Assignment
Omitting all images, output the entries that follow exactly as written.

Extracted information
:::::
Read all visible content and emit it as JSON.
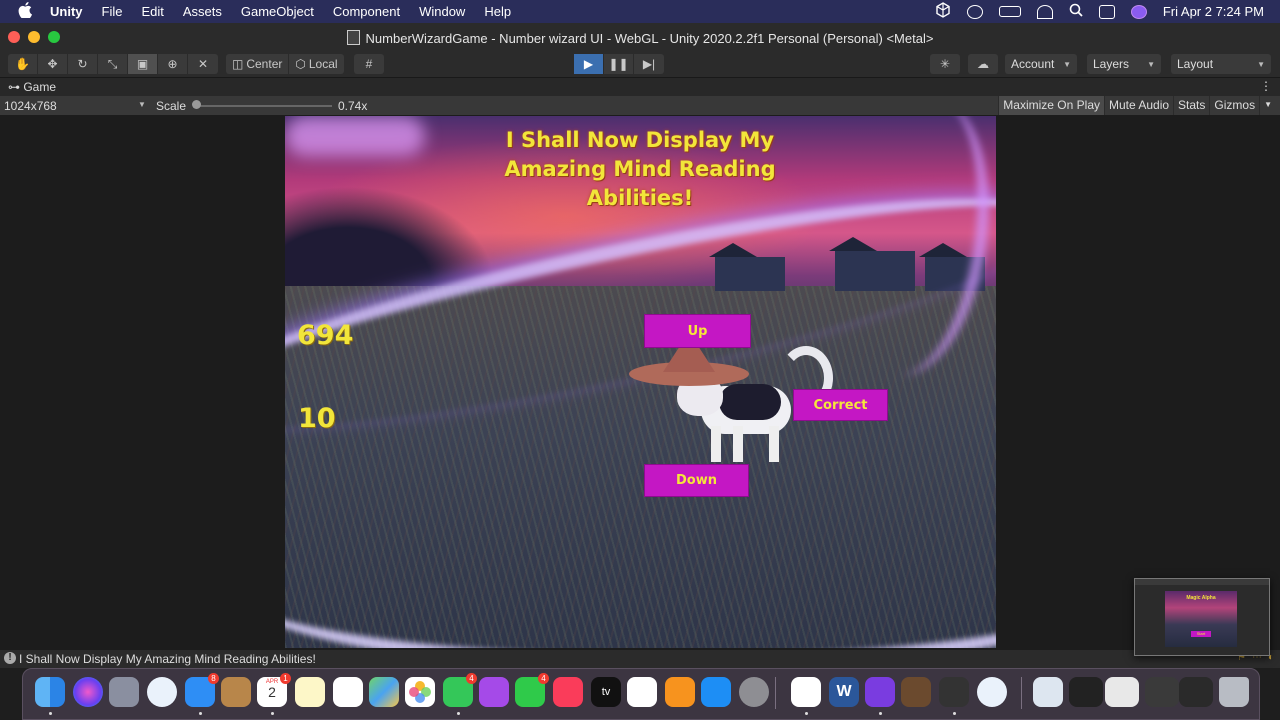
{
  "menubar": {
    "app": "Unity",
    "items": [
      "File",
      "Edit",
      "Assets",
      "GameObject",
      "Component",
      "Window",
      "Help"
    ],
    "datetime": "Fri Apr 2  7:24 PM"
  },
  "window": {
    "title": "NumberWizardGame - Number wizard UI - WebGL - Unity 2020.2.2f1 Personal (Personal) <Metal>"
  },
  "toolbar": {
    "pivot_label": "Center",
    "space_label": "Local",
    "account_label": "Account",
    "layers_label": "Layers",
    "layout_label": "Layout"
  },
  "game_view": {
    "tab_label": "Game",
    "resolution": "1024x768",
    "scale_label": "Scale",
    "scale_value": "0.74x",
    "maximize_label": "Maximize On Play",
    "mute_label": "Mute Audio",
    "stats_label": "Stats",
    "gizmos_label": "Gizmos"
  },
  "game": {
    "title": "I Shall Now Display My Amazing Mind Reading Abilities!",
    "guess": "694",
    "guesses_left": "10",
    "up_label": "Up",
    "correct_label": "Correct",
    "down_label": "Down"
  },
  "preview": {
    "title": "Magic Alpha",
    "button": "Start"
  },
  "status": {
    "message": "I Shall Now Display My Amazing Mind Reading Abilities!"
  },
  "dock": {
    "calendar_month": "APR",
    "calendar_day": "2",
    "mail_badge": "8",
    "calendar_badge": "1",
    "messages_badge": "4",
    "facetime_badge": "4",
    "word_label": "W",
    "tv_label": "tv"
  },
  "colors": {
    "game_text": "#f2e63a",
    "game_button": "#c417c4",
    "play_active": "#3b6fb0"
  }
}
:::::
Result
Read all visible content and emit it as JSON.
{
  "menubar": {
    "app": "Unity",
    "items": [
      "File",
      "Edit",
      "Assets",
      "GameObject",
      "Component",
      "Window",
      "Help"
    ],
    "datetime": "Fri Apr 2  7:24 PM"
  },
  "window": {
    "title": "NumberWizardGame - Number wizard UI - WebGL - Unity 2020.2.2f1 Personal (Personal) <Metal>"
  },
  "toolbar": {
    "pivot_label": "Center",
    "space_label": "Local",
    "account_label": "Account",
    "layers_label": "Layers",
    "layout_label": "Layout"
  },
  "game_view": {
    "tab_label": "Game",
    "resolution": "1024x768",
    "scale_label": "Scale",
    "scale_value": "0.74x",
    "maximize_label": "Maximize On Play",
    "mute_label": "Mute Audio",
    "stats_label": "Stats",
    "gizmos_label": "Gizmos"
  },
  "game": {
    "title": "I Shall Now Display My Amazing Mind Reading Abilities!",
    "guess": "694",
    "guesses_left": "10",
    "up_label": "Up",
    "correct_label": "Correct",
    "down_label": "Down"
  },
  "preview": {
    "title": "Magic Alpha",
    "button": "Start"
  },
  "status": {
    "message": "I Shall Now Display My Amazing Mind Reading Abilities!"
  },
  "dock": {
    "calendar_month": "APR",
    "calendar_day": "2",
    "mail_badge": "8",
    "calendar_badge": "1",
    "messages_badge": "4",
    "facetime_badge": "4",
    "word_label": "W",
    "tv_label": "tv"
  },
  "colors": {
    "game_text": "#f2e63a",
    "game_button": "#c417c4",
    "play_active": "#3b6fb0"
  }
}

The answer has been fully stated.